§ What you are asked to do
Reproduce all lines of the listing below in which the word "name" occurs.
··· Data supplied
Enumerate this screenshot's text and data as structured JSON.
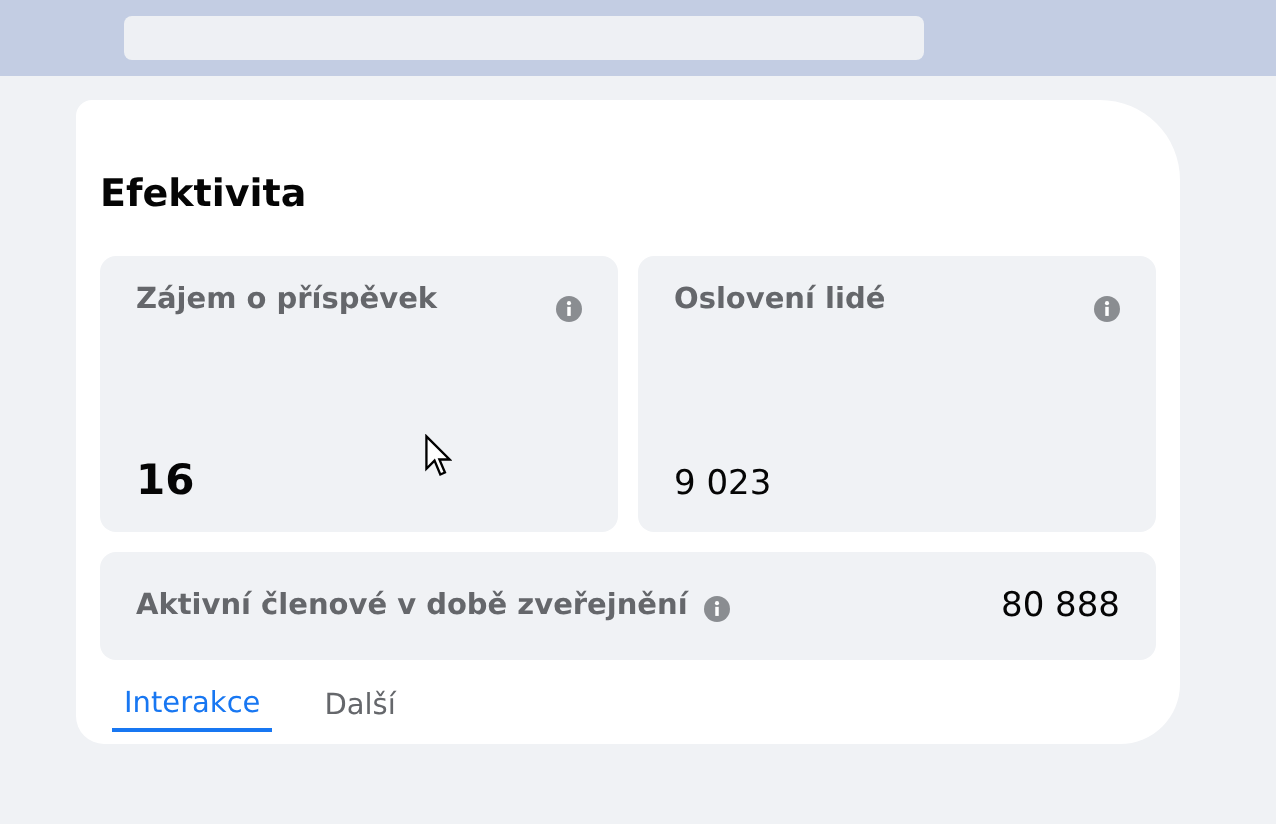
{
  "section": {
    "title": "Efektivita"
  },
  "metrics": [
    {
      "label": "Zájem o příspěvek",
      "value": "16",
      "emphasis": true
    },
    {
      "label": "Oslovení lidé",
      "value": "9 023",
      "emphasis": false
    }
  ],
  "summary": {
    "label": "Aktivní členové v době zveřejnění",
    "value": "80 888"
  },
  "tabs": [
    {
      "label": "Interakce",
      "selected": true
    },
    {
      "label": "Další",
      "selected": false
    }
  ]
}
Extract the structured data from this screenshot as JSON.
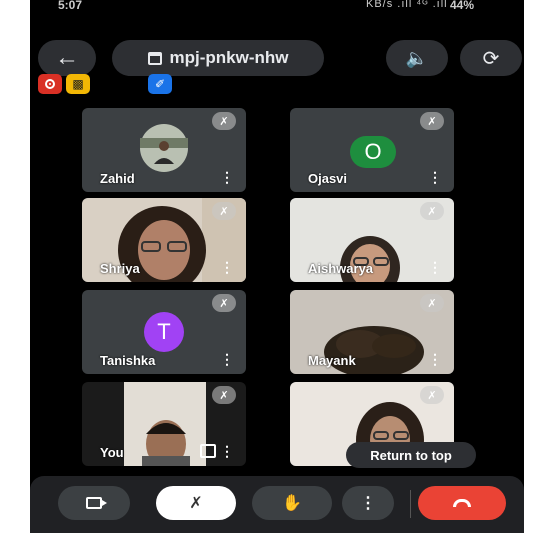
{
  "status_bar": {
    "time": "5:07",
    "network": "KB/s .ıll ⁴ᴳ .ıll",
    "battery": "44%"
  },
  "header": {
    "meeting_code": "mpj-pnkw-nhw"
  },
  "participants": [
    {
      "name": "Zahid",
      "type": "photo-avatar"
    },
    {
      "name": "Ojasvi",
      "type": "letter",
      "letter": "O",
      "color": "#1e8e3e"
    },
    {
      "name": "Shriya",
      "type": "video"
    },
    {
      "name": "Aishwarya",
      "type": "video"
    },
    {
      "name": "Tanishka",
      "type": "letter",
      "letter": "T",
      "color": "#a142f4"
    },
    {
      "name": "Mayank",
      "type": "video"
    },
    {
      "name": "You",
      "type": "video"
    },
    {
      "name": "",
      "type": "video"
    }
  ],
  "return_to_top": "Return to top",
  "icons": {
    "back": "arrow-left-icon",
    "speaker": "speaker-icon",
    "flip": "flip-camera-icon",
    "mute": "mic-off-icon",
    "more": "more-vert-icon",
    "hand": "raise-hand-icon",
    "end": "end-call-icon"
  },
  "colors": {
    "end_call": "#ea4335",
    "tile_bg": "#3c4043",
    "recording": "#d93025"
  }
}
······
§ Exercise response
      "name": "Zahid",
      "name": "Ojasvi",
      "name": "Shriya",
      "name": "Aishwarya",
      "name": "Tanishka",
      "name": "Mayank",
      "name": "You",
      "name": "",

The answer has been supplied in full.